**Your goal**
In the listing that follows, count every line with the word "JSON" in it and write only the total.
= Beginning of Section =
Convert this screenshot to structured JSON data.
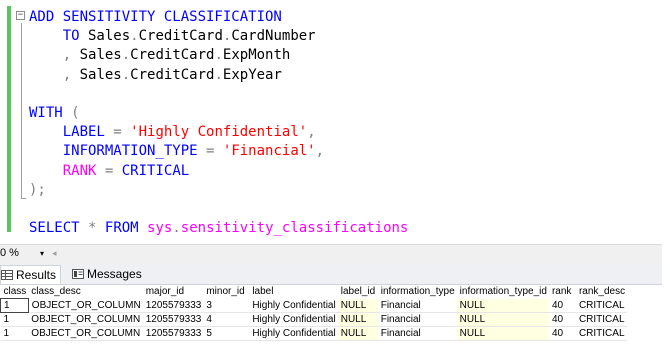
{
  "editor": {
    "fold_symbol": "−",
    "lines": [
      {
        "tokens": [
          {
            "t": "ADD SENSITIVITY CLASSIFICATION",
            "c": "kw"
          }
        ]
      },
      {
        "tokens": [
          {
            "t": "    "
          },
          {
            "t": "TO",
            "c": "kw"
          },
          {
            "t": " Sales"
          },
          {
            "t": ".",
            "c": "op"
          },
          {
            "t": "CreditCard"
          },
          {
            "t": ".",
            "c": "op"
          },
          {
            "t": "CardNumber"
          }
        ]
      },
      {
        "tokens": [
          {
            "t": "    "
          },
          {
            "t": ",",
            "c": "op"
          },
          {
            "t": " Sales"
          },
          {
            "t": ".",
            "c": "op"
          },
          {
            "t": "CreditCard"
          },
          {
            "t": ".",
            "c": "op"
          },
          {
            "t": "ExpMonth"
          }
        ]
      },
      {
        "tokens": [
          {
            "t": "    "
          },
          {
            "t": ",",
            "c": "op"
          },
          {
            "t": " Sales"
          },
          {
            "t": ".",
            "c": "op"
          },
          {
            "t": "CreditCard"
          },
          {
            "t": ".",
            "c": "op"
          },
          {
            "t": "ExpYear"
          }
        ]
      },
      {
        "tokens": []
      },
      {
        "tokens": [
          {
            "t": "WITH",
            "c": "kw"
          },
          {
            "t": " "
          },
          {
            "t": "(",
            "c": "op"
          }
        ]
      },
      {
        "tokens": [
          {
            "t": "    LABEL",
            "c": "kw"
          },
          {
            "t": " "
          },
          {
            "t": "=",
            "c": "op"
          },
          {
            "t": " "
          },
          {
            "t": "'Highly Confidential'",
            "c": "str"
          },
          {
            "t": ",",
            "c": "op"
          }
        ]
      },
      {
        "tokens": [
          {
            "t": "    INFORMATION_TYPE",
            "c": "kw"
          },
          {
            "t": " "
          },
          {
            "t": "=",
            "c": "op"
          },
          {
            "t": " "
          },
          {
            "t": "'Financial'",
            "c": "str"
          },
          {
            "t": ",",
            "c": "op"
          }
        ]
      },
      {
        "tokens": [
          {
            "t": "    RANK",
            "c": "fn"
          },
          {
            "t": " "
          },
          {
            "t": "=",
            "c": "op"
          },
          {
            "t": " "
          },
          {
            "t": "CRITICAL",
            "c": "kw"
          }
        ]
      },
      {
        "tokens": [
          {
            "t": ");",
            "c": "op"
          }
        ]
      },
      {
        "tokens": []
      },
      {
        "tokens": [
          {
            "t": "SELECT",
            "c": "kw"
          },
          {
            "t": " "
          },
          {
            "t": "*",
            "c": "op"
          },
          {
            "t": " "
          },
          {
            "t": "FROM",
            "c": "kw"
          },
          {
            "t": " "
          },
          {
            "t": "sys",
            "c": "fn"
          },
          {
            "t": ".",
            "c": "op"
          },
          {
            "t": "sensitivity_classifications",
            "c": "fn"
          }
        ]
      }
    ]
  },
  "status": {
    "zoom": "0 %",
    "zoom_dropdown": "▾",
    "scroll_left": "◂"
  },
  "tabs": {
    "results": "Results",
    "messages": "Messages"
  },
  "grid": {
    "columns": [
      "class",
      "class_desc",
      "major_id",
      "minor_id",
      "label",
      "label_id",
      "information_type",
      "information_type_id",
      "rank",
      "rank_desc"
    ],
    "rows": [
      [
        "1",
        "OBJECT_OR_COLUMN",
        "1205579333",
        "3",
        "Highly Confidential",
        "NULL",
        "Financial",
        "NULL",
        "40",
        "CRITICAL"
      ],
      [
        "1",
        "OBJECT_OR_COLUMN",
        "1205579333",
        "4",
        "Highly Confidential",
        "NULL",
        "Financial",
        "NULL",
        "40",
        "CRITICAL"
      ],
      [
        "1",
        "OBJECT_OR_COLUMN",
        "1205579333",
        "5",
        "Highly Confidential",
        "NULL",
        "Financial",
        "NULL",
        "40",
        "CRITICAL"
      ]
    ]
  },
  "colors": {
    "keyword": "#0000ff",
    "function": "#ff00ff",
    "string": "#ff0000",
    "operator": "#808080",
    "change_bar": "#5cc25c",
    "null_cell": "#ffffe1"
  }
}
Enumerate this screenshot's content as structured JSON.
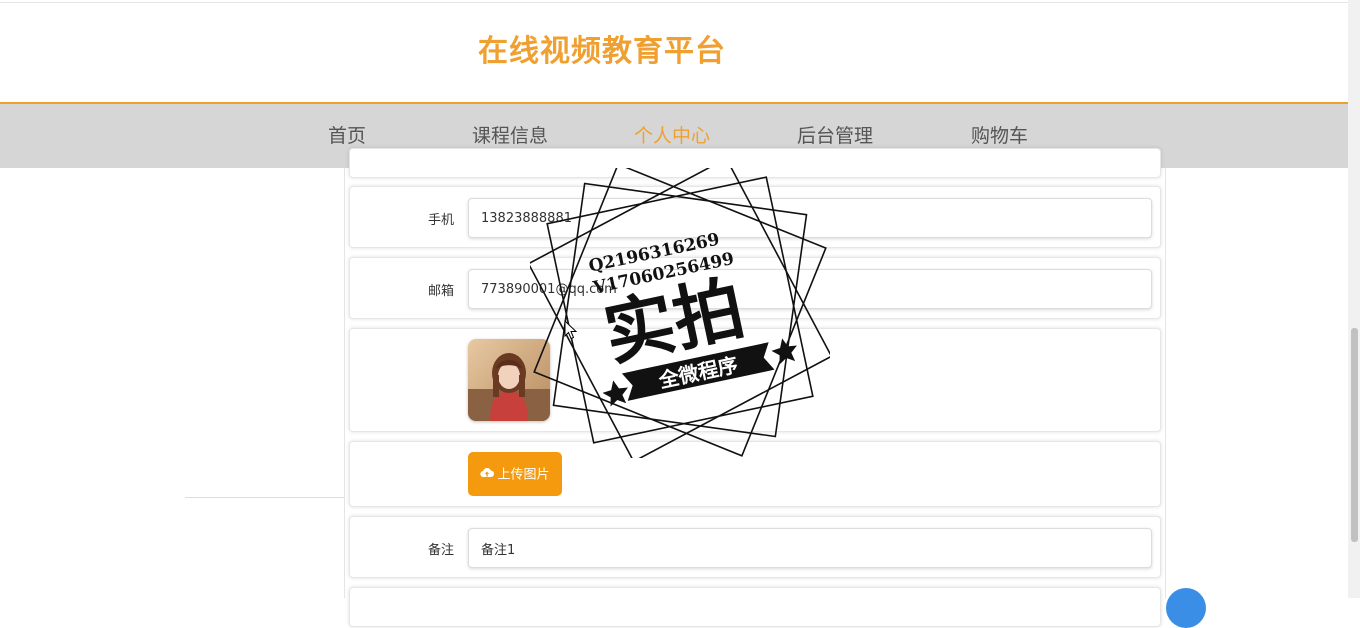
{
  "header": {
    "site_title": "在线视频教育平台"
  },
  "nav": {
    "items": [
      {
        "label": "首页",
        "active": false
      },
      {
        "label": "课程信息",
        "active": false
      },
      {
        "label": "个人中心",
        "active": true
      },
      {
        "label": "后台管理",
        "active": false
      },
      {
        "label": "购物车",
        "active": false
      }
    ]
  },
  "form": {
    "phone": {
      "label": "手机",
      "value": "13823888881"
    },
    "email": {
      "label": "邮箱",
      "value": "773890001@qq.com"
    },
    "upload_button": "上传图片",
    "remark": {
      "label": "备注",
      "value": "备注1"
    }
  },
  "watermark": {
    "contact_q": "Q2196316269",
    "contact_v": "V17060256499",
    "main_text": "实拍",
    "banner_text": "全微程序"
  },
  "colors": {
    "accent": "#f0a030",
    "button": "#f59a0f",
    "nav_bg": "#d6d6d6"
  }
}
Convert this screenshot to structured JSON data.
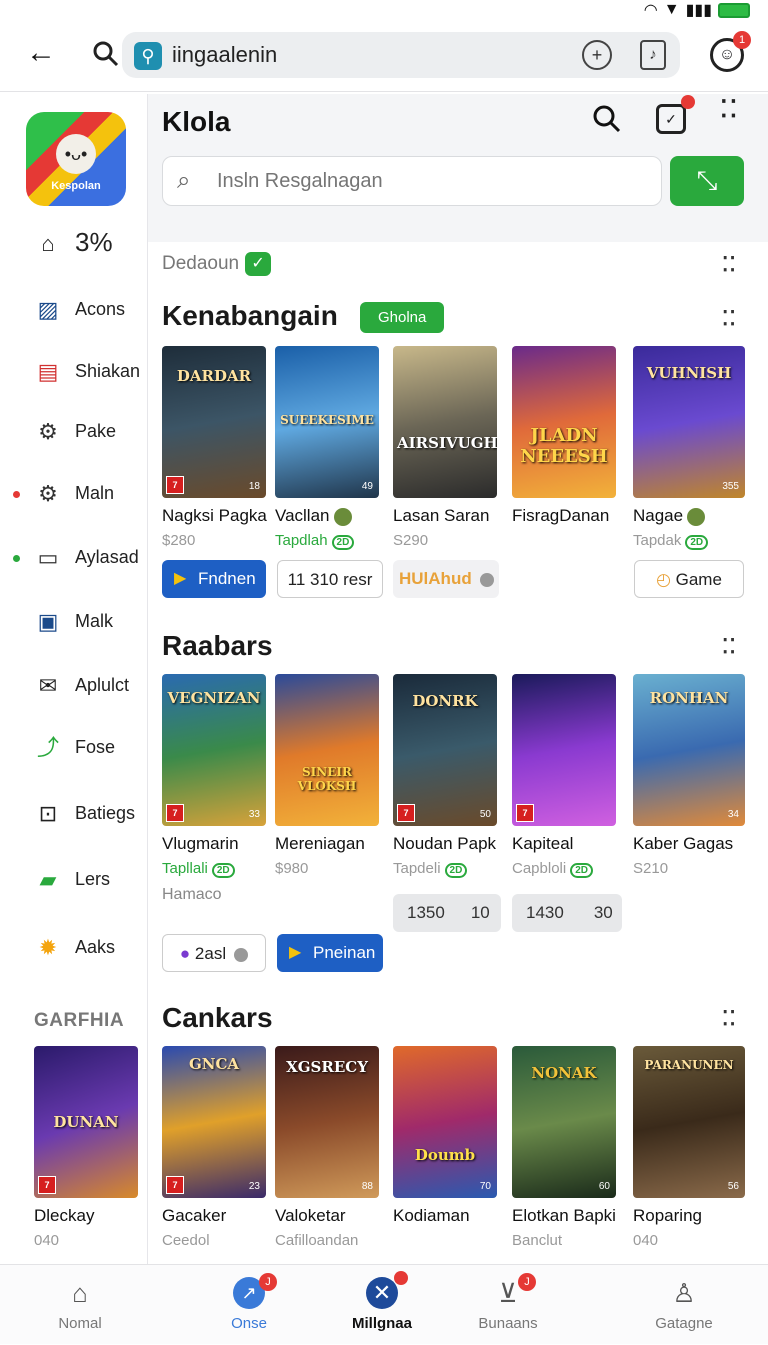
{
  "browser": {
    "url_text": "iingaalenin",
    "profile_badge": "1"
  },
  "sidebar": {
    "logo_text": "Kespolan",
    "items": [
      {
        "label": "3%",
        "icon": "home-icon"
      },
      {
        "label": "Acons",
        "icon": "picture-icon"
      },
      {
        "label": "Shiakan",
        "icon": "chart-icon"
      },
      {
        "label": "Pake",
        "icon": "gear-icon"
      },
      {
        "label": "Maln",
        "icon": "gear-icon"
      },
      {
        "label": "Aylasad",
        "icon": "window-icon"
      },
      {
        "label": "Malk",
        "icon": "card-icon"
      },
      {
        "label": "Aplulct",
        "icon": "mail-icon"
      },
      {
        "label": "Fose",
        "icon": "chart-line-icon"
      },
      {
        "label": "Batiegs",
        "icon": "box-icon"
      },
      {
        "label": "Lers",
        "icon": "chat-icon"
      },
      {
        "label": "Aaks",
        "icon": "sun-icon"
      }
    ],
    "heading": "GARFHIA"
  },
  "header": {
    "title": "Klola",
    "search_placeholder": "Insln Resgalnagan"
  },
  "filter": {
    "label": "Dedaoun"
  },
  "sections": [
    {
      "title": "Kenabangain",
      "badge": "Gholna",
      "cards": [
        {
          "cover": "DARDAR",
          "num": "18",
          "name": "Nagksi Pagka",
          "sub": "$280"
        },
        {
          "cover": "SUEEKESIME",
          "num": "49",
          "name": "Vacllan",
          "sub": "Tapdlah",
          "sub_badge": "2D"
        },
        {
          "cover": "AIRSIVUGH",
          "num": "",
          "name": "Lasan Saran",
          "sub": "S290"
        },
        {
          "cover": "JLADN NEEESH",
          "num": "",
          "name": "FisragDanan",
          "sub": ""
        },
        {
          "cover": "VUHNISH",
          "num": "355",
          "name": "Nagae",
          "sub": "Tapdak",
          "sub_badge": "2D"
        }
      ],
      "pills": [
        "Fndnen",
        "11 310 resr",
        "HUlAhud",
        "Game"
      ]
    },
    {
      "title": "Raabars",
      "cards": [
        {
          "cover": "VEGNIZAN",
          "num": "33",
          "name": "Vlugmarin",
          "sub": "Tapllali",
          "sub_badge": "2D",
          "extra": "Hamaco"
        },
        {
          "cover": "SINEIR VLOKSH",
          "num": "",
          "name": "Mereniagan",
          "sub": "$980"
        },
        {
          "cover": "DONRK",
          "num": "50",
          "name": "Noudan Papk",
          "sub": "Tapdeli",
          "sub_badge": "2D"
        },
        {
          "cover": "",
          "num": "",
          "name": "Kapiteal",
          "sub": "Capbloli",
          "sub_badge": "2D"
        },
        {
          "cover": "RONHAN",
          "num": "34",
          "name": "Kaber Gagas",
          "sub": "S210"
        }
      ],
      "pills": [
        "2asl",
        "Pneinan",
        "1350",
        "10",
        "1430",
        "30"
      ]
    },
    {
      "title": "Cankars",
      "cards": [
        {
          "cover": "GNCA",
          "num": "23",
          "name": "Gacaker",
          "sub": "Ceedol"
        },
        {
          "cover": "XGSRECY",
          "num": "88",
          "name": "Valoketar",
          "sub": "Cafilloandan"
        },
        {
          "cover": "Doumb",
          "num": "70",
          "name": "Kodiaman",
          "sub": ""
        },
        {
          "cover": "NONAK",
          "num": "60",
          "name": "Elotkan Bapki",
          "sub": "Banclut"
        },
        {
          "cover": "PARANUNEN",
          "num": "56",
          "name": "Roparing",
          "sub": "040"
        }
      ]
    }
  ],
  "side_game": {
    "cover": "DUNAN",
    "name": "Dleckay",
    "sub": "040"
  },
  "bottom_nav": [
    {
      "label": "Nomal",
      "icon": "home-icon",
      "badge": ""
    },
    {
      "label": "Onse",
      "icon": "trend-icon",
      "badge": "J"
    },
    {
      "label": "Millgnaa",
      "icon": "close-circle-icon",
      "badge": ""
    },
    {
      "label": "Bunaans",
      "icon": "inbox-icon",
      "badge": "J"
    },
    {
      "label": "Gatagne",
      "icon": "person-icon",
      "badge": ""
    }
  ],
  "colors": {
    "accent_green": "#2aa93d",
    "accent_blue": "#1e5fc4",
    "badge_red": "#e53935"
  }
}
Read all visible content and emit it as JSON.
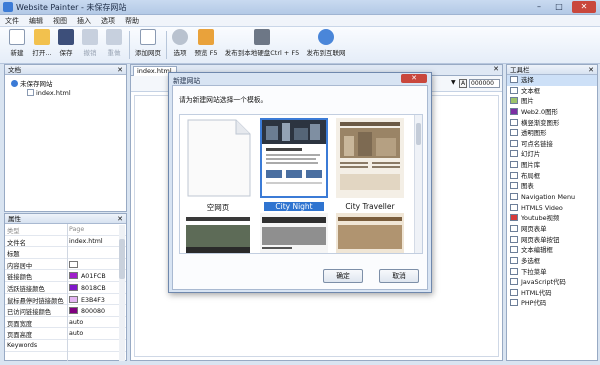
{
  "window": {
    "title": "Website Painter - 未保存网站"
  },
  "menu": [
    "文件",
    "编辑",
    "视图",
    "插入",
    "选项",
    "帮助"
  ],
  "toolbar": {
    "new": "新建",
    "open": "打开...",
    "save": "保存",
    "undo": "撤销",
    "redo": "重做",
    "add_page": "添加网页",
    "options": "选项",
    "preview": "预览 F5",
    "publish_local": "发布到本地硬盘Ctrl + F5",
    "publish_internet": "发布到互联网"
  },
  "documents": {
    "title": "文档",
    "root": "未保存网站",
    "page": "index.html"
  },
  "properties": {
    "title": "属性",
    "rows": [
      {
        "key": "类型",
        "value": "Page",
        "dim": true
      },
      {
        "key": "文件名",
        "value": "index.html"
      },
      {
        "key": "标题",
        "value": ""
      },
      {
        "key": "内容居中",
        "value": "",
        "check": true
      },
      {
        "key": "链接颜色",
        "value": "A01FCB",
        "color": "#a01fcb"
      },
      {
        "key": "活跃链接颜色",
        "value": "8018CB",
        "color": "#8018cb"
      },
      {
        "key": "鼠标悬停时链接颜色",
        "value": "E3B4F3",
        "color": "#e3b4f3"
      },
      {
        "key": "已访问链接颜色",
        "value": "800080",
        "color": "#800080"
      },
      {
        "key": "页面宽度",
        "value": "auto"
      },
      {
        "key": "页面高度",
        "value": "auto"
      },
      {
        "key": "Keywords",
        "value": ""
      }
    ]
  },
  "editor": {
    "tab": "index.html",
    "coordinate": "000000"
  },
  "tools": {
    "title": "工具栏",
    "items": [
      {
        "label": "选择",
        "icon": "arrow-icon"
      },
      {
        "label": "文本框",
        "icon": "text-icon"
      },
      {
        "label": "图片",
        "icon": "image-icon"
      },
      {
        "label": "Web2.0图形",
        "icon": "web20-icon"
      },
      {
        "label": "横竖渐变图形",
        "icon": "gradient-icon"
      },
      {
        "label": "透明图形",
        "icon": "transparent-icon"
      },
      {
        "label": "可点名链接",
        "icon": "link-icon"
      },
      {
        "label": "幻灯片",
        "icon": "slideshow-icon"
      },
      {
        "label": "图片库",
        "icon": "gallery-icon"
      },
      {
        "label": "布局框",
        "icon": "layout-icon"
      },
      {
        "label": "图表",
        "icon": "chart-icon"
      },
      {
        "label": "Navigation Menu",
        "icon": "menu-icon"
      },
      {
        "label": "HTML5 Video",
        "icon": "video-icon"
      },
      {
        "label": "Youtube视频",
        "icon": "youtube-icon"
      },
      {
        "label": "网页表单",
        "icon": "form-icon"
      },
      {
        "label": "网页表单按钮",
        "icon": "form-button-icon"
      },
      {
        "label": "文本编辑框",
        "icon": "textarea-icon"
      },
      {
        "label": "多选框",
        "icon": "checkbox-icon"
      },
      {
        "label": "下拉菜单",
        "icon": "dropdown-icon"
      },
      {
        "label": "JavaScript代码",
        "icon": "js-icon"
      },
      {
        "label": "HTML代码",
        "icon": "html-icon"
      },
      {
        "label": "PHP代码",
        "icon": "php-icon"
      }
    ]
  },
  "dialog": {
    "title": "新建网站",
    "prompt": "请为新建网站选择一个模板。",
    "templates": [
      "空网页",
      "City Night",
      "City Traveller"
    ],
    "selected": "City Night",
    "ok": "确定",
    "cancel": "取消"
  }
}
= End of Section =
**Task solution**
4